After watching “The Last Jedi” one thing has become clear.  Disney is intimidated by the Star Wars property they own.  Its massive value, rabid fan base, and cultural significance has frightened the house of mouse from doing anything unique. Instead, they keep falling back on saga-old cliches, dramatic head-fakes, and critical injections of nostalgia.  

It’s not that they aren’t trying to do something new, it’s that they don’t go far enough.  Many of the best parts of “The Last Jedi” occur when the story seems to be heading towards the familiar but takes an unexpected turn.  Since “The Force Awakens” was a blatant remake of “A New Hope”,  many have feared this would be little more than a re-skinned “Empire Strikes Back.”    The opening crawl seems to tease this very same thing before suddenly taking a different turn.  At first, this misdirection is exciting!  Like a sidewalk magician’s game of “which cup is the ball under” it works well until it becomes obvious were are being manipulated.

Here’s the formula:

Tease the expected.  (Audience thinks they know what will happen)

Flip the script and do something unexpected instead. (Audience is thrilled! Anything is possible!)

Inject the familiar/nostalgic.  (Reassure the audience this is still the Saga they love)

Ensure major plot points have no lasting impact.

Rinse and Repeat.

The movie is a mess, but it’s not a total waste.  Seeing Mark Hamill as Luke back on screen for more than 20 seconds is almost worth the price of admission alone.  The space battles are impressive and do their best to show us something new.  There are some great moments in the script where characters have logical discussions on the shades of grey between good and evil, and the dangers of an arrogant religion, such as the Jedi. It’s a bit thrilling to hear Old Master Luke sharing the same Anti-Jedi sentiments that fanboys have argued about online for decades.  Adam Driver and Daisy Ridley both shine in their performances, especially in the scenes they share together.  These moments are the ones that actually feel like a fresh new Star Wars.

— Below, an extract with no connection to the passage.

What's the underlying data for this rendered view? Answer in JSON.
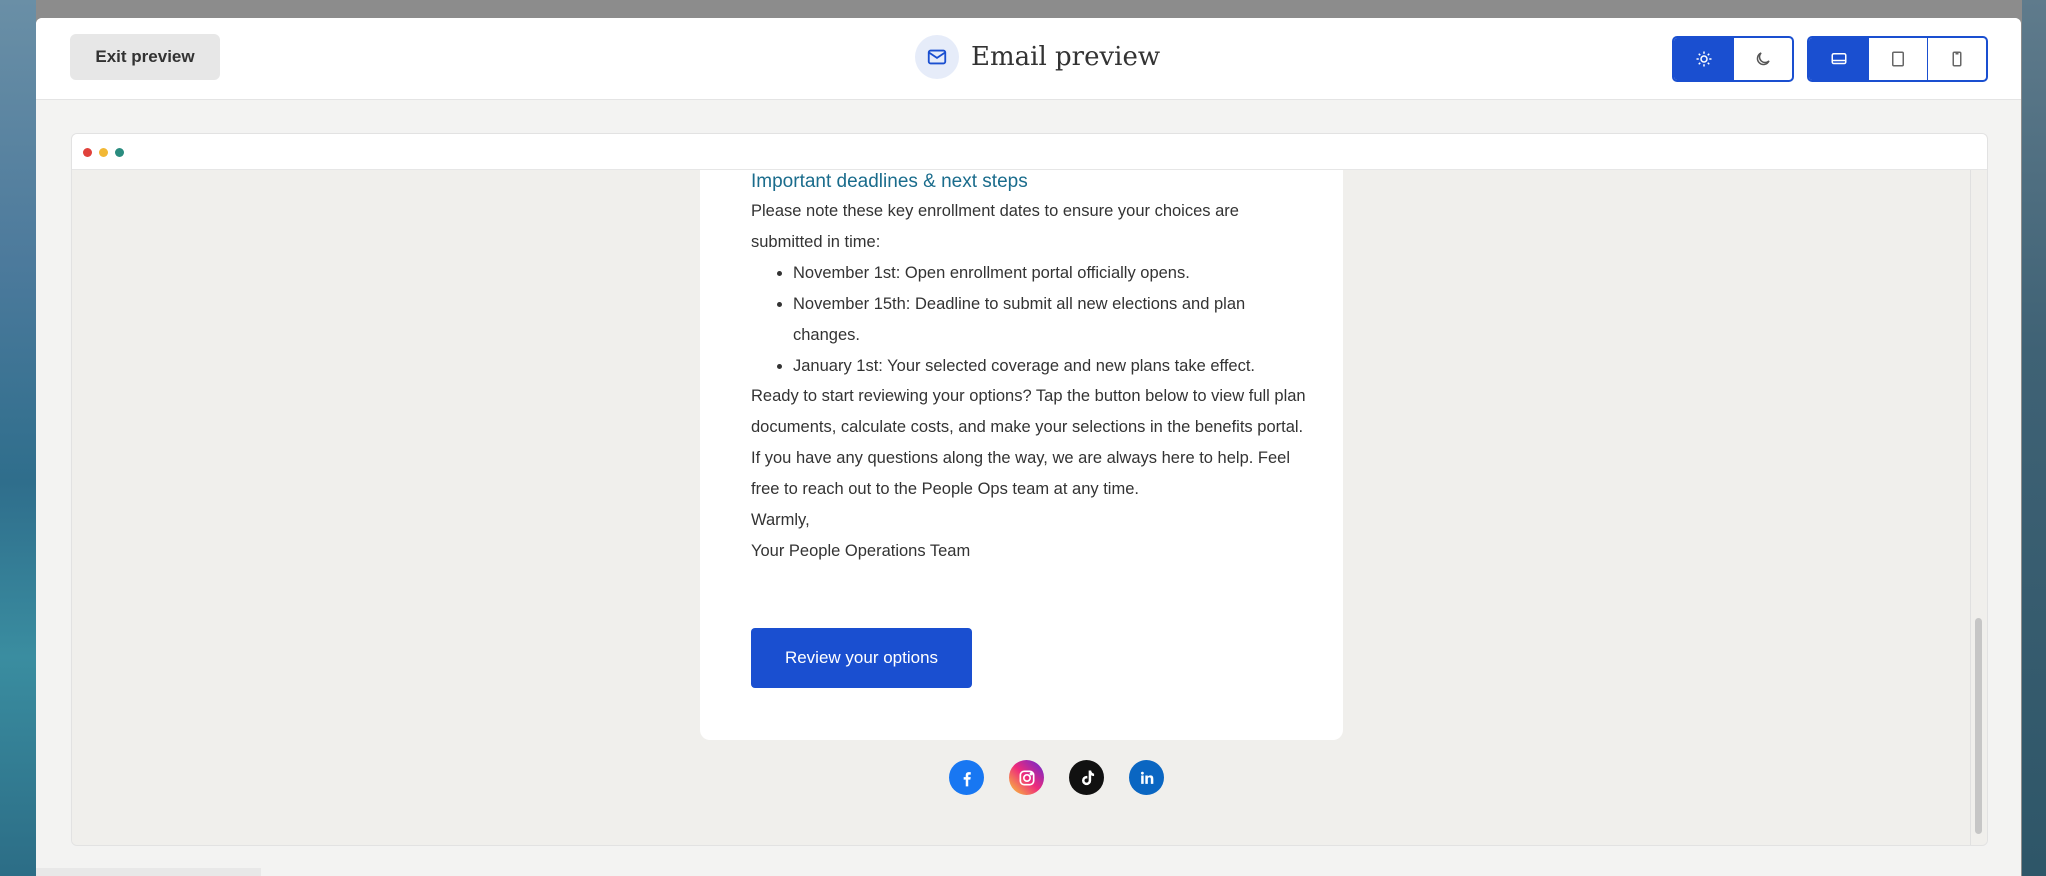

Walking out of the press screening, I understood the conflict that Darth and Kylo have in their hearts.  I felt like I had a good time and was entertained, but why was I trying to reassure myself that this was the case? What was this nagging feeling, this disturbance in the force that I felt?  The problem is, the film carries absolutely not narrative weight, and each and every mystery that is revealed ends up being completely unsatisfying.  It’s impossible to go into more detail without significant spoilers but try this exercise.  Consider what are the most interesting and compelling elements that were introduced in “The Force Awakens”  Then after seeing “The Last Jedi”, consider how each of these was resolved.  

In full disclosure, my score dropped a full point between the time I walked out of the theater until writing this review.  For a franchise whose last two entries incessantly preach “hope”, The Disney version of Star Wars has done nothing but drain all hope from me.

Star Wars: The Last Jedi